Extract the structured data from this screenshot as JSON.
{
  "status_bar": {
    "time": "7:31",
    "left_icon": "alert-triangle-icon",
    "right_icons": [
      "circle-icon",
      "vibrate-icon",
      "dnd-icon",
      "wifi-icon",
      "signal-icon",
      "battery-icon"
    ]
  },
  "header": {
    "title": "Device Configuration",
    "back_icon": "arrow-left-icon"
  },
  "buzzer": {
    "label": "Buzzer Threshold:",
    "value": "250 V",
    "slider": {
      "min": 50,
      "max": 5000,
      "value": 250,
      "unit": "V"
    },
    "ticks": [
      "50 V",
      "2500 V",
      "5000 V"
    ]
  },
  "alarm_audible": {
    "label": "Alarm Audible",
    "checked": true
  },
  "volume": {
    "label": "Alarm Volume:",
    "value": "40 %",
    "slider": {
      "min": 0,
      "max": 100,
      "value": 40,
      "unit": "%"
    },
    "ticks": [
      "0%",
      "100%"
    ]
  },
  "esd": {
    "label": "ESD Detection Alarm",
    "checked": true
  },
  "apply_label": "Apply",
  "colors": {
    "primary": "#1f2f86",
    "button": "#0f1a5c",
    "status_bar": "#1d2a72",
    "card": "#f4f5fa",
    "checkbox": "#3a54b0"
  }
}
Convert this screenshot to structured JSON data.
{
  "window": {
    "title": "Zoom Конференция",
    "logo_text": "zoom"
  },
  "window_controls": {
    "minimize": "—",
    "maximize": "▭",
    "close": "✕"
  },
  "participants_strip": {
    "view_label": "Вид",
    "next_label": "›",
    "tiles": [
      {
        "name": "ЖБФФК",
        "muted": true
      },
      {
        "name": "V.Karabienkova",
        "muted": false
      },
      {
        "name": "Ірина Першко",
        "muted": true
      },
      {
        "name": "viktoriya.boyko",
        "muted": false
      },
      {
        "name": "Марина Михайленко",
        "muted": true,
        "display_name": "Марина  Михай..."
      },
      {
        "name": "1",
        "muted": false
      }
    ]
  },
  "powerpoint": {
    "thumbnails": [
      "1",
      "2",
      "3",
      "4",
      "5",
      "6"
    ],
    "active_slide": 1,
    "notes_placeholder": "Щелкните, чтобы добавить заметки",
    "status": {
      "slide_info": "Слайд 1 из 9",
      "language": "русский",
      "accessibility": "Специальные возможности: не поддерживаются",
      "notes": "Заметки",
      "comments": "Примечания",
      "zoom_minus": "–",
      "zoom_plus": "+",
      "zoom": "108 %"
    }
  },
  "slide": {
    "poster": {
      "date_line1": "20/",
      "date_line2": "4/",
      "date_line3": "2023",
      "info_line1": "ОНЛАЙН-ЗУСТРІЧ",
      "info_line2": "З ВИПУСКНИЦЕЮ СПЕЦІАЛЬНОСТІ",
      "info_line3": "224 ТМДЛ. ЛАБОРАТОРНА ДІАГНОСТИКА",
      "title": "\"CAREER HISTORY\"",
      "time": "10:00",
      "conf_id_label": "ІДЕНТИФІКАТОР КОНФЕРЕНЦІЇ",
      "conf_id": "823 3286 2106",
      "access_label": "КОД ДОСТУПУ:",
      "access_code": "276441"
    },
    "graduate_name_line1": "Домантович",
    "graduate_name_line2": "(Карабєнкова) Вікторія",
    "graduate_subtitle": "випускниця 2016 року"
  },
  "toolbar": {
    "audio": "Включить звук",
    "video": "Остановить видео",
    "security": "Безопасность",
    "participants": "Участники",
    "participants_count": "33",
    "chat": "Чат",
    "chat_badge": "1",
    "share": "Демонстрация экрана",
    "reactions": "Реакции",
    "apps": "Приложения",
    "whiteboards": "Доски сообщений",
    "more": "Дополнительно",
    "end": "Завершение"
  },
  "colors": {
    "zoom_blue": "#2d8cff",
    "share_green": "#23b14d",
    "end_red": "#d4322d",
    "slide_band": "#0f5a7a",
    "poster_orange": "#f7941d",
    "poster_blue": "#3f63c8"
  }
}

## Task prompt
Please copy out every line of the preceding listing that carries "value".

## Solution to this exercise
    "value": "250 V",
      "value": 250,
    "value": "40 %",
      "value": 40,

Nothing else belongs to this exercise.